With the advent of peptide nuclei acid probes, the fluorescence in situ hybridisation (FISH) technique evolved into a quantitative tool to measure individual telomeres in nuclei. Yet, the standard Q-FISH technique only allows the detection and quantification of telomeres in condensed chromosomes of mitotic cells. The need for cells in mitosis limits the method’s scalability to the required level for epidemiological and clinical studies.
In 2007, Canela et al7 developed a high-throughput (HT) Q-FISH test that overcame the limitations of the classical assay. In this study, it was shown that HT Q-FISH could be applied on interphase cells giving similar results to those of a standard Q-FISH. Both standard and HT Q-FISH measurements perfectly correlated with those of TRF, attesting the robustness of the new assay.
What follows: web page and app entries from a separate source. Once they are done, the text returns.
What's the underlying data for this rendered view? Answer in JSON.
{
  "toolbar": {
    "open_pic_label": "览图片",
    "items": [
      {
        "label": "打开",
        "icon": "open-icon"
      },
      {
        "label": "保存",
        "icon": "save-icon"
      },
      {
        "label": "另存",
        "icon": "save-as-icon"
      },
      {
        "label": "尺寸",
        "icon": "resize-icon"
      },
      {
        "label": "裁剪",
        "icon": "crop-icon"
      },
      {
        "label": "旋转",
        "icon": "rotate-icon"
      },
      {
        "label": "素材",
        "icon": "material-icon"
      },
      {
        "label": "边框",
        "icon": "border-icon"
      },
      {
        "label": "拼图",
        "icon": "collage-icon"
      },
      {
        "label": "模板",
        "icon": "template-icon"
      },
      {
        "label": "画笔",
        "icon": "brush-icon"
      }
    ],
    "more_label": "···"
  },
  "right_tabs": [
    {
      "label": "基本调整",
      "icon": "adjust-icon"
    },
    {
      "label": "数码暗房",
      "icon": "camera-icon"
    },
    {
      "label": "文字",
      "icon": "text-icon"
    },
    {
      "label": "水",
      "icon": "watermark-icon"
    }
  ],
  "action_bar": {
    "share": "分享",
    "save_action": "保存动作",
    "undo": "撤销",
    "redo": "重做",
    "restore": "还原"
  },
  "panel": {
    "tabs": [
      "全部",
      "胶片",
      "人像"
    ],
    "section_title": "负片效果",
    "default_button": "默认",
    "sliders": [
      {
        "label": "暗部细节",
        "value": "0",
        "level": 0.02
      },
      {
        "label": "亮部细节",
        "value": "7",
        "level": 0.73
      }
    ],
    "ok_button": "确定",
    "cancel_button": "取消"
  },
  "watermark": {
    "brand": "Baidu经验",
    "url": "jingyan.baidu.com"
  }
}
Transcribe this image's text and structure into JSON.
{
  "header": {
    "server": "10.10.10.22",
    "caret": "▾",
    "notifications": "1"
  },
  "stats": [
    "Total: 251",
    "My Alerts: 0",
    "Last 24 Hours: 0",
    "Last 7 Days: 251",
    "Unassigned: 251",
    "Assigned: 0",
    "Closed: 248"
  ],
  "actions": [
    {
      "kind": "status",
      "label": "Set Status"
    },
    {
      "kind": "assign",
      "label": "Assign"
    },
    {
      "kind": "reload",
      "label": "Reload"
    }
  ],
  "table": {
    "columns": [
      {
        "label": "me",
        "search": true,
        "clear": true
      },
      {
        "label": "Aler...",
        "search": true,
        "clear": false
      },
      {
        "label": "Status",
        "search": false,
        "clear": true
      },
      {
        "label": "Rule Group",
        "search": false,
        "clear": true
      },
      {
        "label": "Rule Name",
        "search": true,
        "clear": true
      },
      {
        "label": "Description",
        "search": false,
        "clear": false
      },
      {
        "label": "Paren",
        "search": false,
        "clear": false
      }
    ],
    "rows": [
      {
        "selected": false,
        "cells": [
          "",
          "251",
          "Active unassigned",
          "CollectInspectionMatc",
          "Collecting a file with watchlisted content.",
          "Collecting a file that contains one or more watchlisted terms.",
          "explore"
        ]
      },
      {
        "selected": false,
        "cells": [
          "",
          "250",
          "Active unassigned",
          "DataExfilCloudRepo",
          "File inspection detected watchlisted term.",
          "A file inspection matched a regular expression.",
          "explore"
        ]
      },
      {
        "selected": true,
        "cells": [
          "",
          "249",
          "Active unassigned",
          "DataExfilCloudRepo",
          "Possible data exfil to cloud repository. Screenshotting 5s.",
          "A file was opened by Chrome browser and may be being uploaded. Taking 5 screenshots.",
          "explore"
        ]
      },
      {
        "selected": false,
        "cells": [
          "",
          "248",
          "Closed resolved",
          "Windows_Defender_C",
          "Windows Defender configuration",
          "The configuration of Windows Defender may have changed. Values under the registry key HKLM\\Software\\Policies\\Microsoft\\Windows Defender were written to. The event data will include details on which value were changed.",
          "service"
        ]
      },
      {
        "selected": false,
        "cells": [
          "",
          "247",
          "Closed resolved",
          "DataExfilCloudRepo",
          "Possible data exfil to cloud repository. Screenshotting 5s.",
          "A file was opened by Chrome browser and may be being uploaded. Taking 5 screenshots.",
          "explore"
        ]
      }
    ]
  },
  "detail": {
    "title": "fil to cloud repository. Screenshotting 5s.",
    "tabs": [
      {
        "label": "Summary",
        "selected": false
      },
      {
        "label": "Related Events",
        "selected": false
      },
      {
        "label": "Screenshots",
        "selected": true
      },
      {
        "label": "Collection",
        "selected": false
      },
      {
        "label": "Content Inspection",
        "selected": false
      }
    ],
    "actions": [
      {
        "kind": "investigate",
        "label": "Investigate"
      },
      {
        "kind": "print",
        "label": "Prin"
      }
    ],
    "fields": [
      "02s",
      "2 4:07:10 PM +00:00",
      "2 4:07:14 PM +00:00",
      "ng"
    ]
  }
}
HT Q-FISH was licensed to the Spanish company Life Length for further development into a commercial tool. This method allows visualisation and quantitation in a HT confocal microscope of individual telomeres within the cells, allowing the determination of the entire telomere length distribution of the sample. Knowing the distribution of telomere lengths in the cells’ chromosomes is of upmost importance for two reasons: it gives insight into the fraction of the shortest telomeres, which are regarded as the principal cause of replicative cell ageing and age-related diseases8; and it permits the calculation of the median and modal telomere length distribution, which are more representative of the telomere length in cells than the average, as the distribution of telomere lengths is not normal but skewed (Figure 1B).
This advantage of HT Q-FISH has been illustrated in an integrative personal omics profile studied on an individual who contained a mutation in his TERT gene. Despite this mutation, the subject presented a median telomere length undistinguishable from TERT+ individuals. However, he also presented an increased percentage of short telomeres compared to the normal population9. Owing to the scalability of the technique, as well as its high sensitivity and the wealth of information provided, HT Q-FISH is emerging as the method of choice to carry out more sensitive studies on telomere length.